[TASK OBJECTIVE]: Wherever the word "true" appears in the entries, copy the whole line.
┄┄┄┄┄┄┄┄┄┄┄┄┄┄┄┄┄┄┄┄
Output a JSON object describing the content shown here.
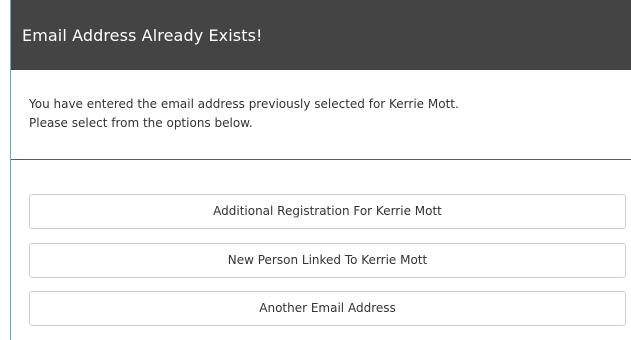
{
  "dialog": {
    "title": "Email Address Already Exists!",
    "message_line_1": "You have entered the email address previously selected for Kerrie Mott.",
    "message_line_2": "Please select from the options below."
  },
  "options": [
    {
      "label": "Additional Registration For Kerrie Mott"
    },
    {
      "label": "New Person Linked To Kerrie Mott"
    },
    {
      "label": "Another Email Address"
    }
  ],
  "colors": {
    "header_background": "#444444",
    "header_text": "#ffffff",
    "left_accent": "#6fa3d3",
    "divider": "#5a5a5a",
    "button_border": "#cfcfcf"
  }
}
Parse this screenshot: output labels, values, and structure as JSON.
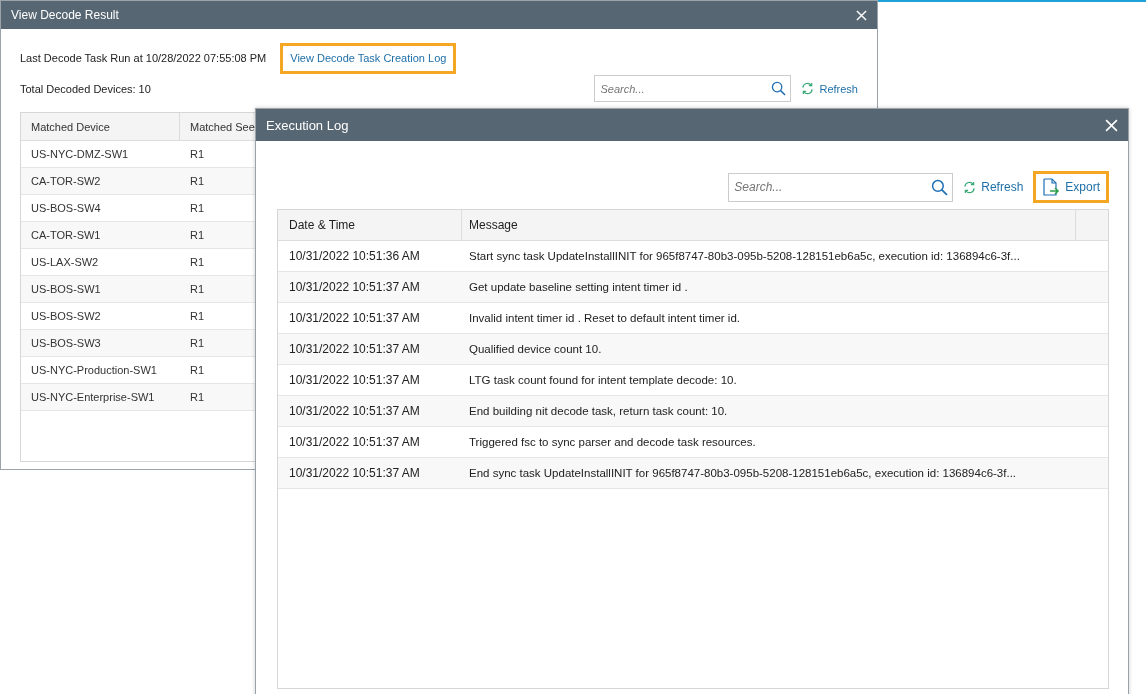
{
  "decode_dialog": {
    "title": "View Decode Result",
    "last_run": "Last Decode Task Run at 10/28/2022 07:55:08 PM",
    "creation_log_link": {
      "label": "View Decode Task Creation Log",
      "highlighted": true
    },
    "total": "Total Decoded Devices: 10",
    "search": {
      "placeholder": "Search..."
    },
    "refresh": "Refresh",
    "table": {
      "columns": [
        "Matched Device",
        "Matched See"
      ],
      "rows": [
        [
          "US-NYC-DMZ-SW1",
          "R1"
        ],
        [
          "CA-TOR-SW2",
          "R1"
        ],
        [
          "US-BOS-SW4",
          "R1"
        ],
        [
          "CA-TOR-SW1",
          "R1"
        ],
        [
          "US-LAX-SW2",
          "R1"
        ],
        [
          "US-BOS-SW1",
          "R1"
        ],
        [
          "US-BOS-SW2",
          "R1"
        ],
        [
          "US-BOS-SW3",
          "R1"
        ],
        [
          "US-NYC-Production-SW1",
          "R1"
        ],
        [
          "US-NYC-Enterprise-SW1",
          "R1"
        ]
      ]
    }
  },
  "execution_log": {
    "title": "Execution Log",
    "search": {
      "placeholder": "Search..."
    },
    "refresh": "Refresh",
    "export": {
      "label": "Export",
      "highlighted": true
    },
    "table": {
      "columns": [
        "Date & Time",
        "Message"
      ],
      "rows": [
        [
          "10/31/2022 10:51:36 AM",
          "Start sync task UpdateInstallINIT for 965f8747-80b3-095b-5208-128151eb6a5c, execution id: 136894c6-3f..."
        ],
        [
          "10/31/2022 10:51:37 AM",
          "Get update baseline setting intent timer id ."
        ],
        [
          "10/31/2022 10:51:37 AM",
          "Invalid intent timer id . Reset to default intent timer id."
        ],
        [
          "10/31/2022 10:51:37 AM",
          "Qualified device count 10."
        ],
        [
          "10/31/2022 10:51:37 AM",
          "LTG task count found for intent template decode: 10."
        ],
        [
          "10/31/2022 10:51:37 AM",
          "End building nit decode task, return task count: 10."
        ],
        [
          "10/31/2022 10:51:37 AM",
          "Triggered fsc to sync parser and decode task resources."
        ],
        [
          "10/31/2022 10:51:37 AM",
          "End sync task UpdateInstallINIT for 965f8747-80b3-095b-5208-128151eb6a5c, execution id: 136894c6-3f..."
        ]
      ]
    }
  }
}
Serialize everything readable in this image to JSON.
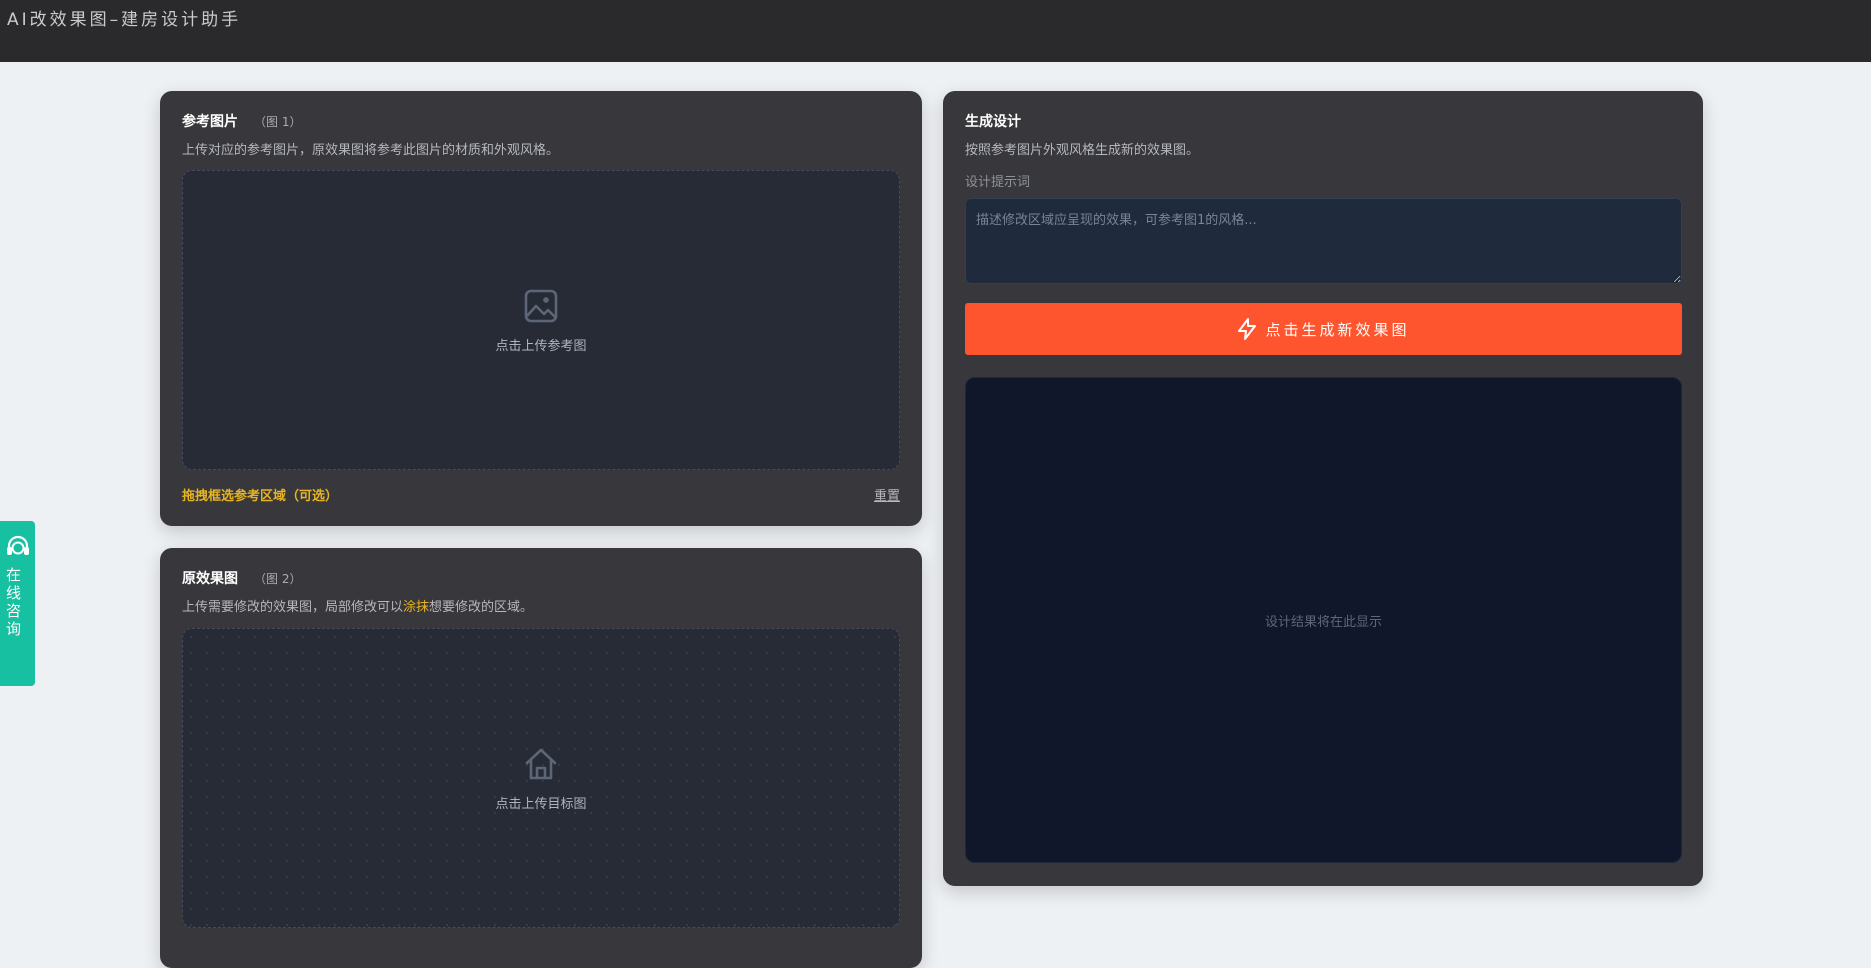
{
  "app": {
    "title": "AI改效果图–建房设计助手"
  },
  "reference_card": {
    "title": "参考图片",
    "tag": "（图 1）",
    "desc": "上传对应的参考图片，原效果图将参考此图片的材质和外观风格。",
    "upload_text": "点击上传参考图",
    "drag_label": "拖拽框选参考区域（可选）",
    "reset_label": "重置"
  },
  "original_card": {
    "title": "原效果图",
    "tag": "（图 2）",
    "desc_before": "上传需要修改的效果图，局部修改可以",
    "desc_highlight": "涂抹",
    "desc_after": "想要修改的区域。",
    "upload_text": "点击上传目标图"
  },
  "generate_card": {
    "title": "生成设计",
    "desc": "按照参考图片外观风格生成新的效果图。",
    "prompt_label": "设计提示词",
    "prompt_placeholder": "描述修改区域应呈现的效果，可参考图1的风格...",
    "prompt_value": "",
    "button_label": "点击生成新效果图",
    "result_placeholder": "设计结果将在此显示"
  },
  "consult": {
    "label": "在线咨询",
    "icon": "headset-icon"
  },
  "colors": {
    "accent": "#ff552e",
    "highlight": "#e6b422",
    "consult": "#16c0a0",
    "card_bg": "#38373b",
    "topbar": "#2a2a2c"
  }
}
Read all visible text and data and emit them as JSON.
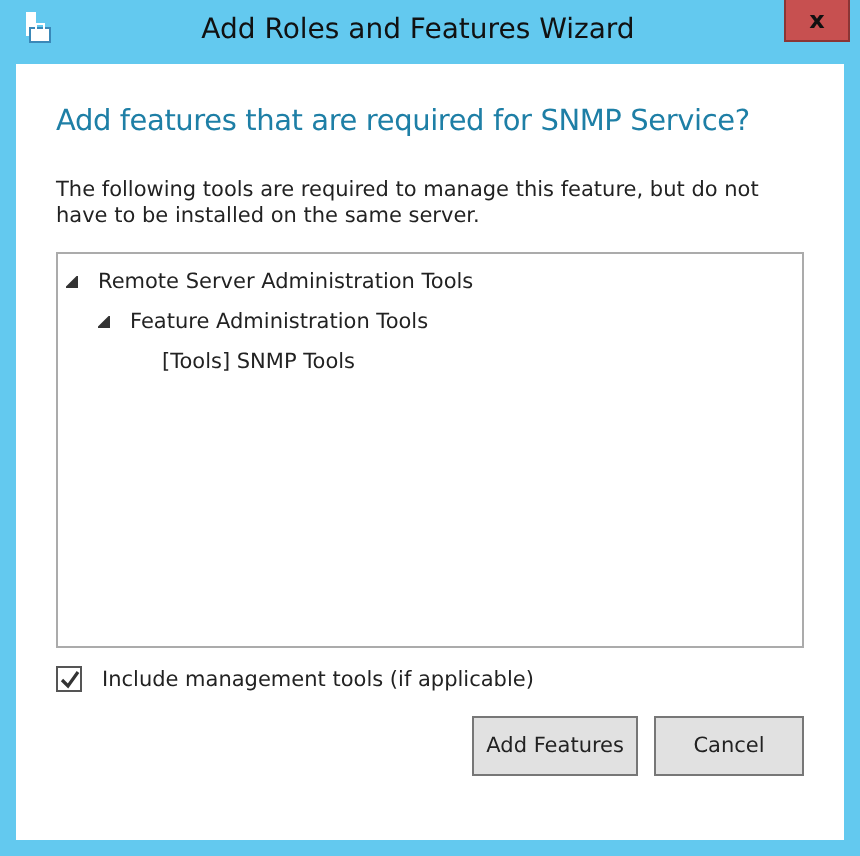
{
  "window": {
    "title": "Add Roles and Features Wizard",
    "close": "x"
  },
  "heading": "Add features that are required for SNMP Service?",
  "description": "The following tools are required to manage this feature, but do not have to be installed on the same server.",
  "tree": [
    {
      "label": "Remote Server Administration Tools",
      "expanded": true,
      "children": [
        {
          "label": "Feature Administration Tools",
          "expanded": true,
          "children": [
            {
              "label": "[Tools] SNMP Tools"
            }
          ]
        }
      ]
    }
  ],
  "include_tools": {
    "label": "Include management tools (if applicable)",
    "checked": true
  },
  "buttons": [
    "Add Features",
    "Cancel"
  ]
}
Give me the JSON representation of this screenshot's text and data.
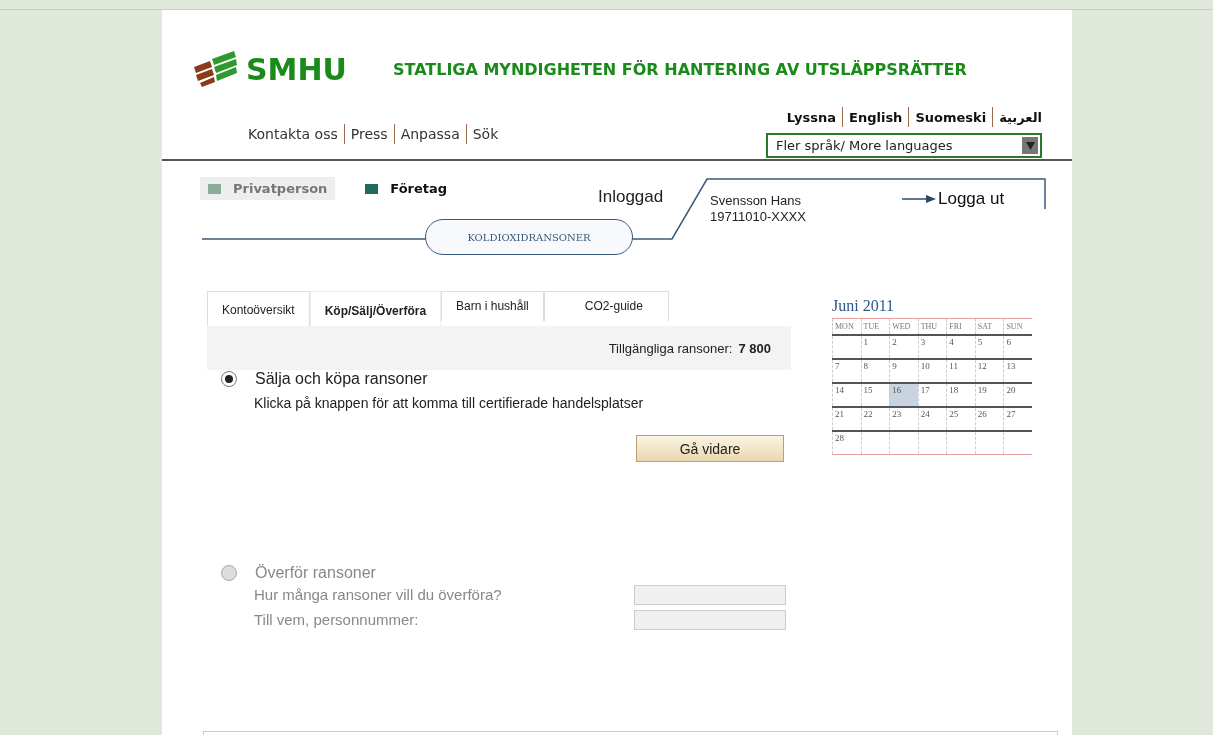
{
  "header": {
    "logo_text": "SMHU",
    "tagline": "STATLIGA MYNDIGHETEN FÖR HANTERING AV UTSLÄPPSRÄTTER"
  },
  "nav_links": [
    "Kontakta oss",
    "Press",
    "Anpassa",
    "Sök"
  ],
  "language_links": [
    "Lyssna",
    "English",
    "Suomeski",
    "العربية"
  ],
  "language_dropdown": {
    "value": "Fler språk/ More languages"
  },
  "segments": [
    {
      "label": "Privatperson",
      "selected": false
    },
    {
      "label": "Företag",
      "selected": true
    }
  ],
  "section_pill": "KOLDIOXIDRANSONER",
  "login": {
    "label": "Inloggad",
    "name": "Svensson Hans",
    "id": "19711010-XXXX",
    "logout": "Logga ut"
  },
  "tabs": [
    {
      "label": "Kontoöversikt",
      "selected": false
    },
    {
      "label": "Köp/Sälj/Överföra",
      "selected": true
    },
    {
      "label": "Barn i hushåll",
      "selected": false
    },
    {
      "label": "CO2-guide",
      "selected": false
    }
  ],
  "available": {
    "label": "Tillgängliga ransoner:",
    "value": "7 800"
  },
  "options": [
    {
      "label": "Sälja och köpa ransoner",
      "selected": true,
      "disabled": false,
      "description": "Klicka på knappen för att komma till certifierade handelsplatser",
      "button": "Gå vidare"
    },
    {
      "label": "Överför ransoner",
      "selected": false,
      "disabled": true,
      "fields": [
        {
          "label": "Hur många ransoner vill du överföra?"
        },
        {
          "label": "Till vem, personnummer:"
        }
      ]
    }
  ],
  "calendar": {
    "title": "Juni 2011",
    "weekdays": [
      "MON",
      "TUE",
      "WED",
      "THU",
      "FRI",
      "SAT",
      "SUN"
    ],
    "weeks": [
      {
        "kind": "lead",
        "days": [
          {
            "day": "1",
            "selected": false
          },
          {
            "day": "2",
            "selected": false
          },
          {
            "day": "3",
            "selected": false
          },
          {
            "day": "4",
            "selected": false
          },
          {
            "day": "5",
            "selected": false
          },
          {
            "day": "6",
            "selected": false
          }
        ]
      },
      {
        "kind": "full",
        "days": [
          {
            "day": "7",
            "selected": false
          },
          {
            "day": "8",
            "selected": false
          },
          {
            "day": "9",
            "selected": false
          },
          {
            "day": "10",
            "selected": false
          },
          {
            "day": "11",
            "selected": false
          },
          {
            "day": "12",
            "selected": false
          },
          {
            "day": "13",
            "selected": false
          }
        ]
      },
      {
        "kind": "full",
        "days": [
          {
            "day": "14",
            "selected": false
          },
          {
            "day": "15",
            "selected": false
          },
          {
            "day": "16",
            "selected": true
          },
          {
            "day": "17",
            "selected": false
          },
          {
            "day": "18",
            "selected": false
          },
          {
            "day": "19",
            "selected": false
          },
          {
            "day": "20",
            "selected": false
          }
        ]
      },
      {
        "kind": "full",
        "days": [
          {
            "day": "21",
            "selected": false
          },
          {
            "day": "22",
            "selected": false
          },
          {
            "day": "23",
            "selected": false
          },
          {
            "day": "24",
            "selected": false
          },
          {
            "day": "25",
            "selected": false
          },
          {
            "day": "26",
            "selected": false
          },
          {
            "day": "27",
            "selected": false
          }
        ]
      },
      {
        "kind": "tail",
        "days": [
          {
            "day": "28",
            "selected": false
          }
        ]
      }
    ]
  }
}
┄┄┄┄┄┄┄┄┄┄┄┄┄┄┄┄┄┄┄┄
[REPLY TO THE TASK]:
      "highlighted": true
      "highlighted": true
      "expanded": true,
          "expanded": true,
    "checked": true
      "selected": true
      "selected": true
      "selected": true,
      "disabled": true,
            "selected": true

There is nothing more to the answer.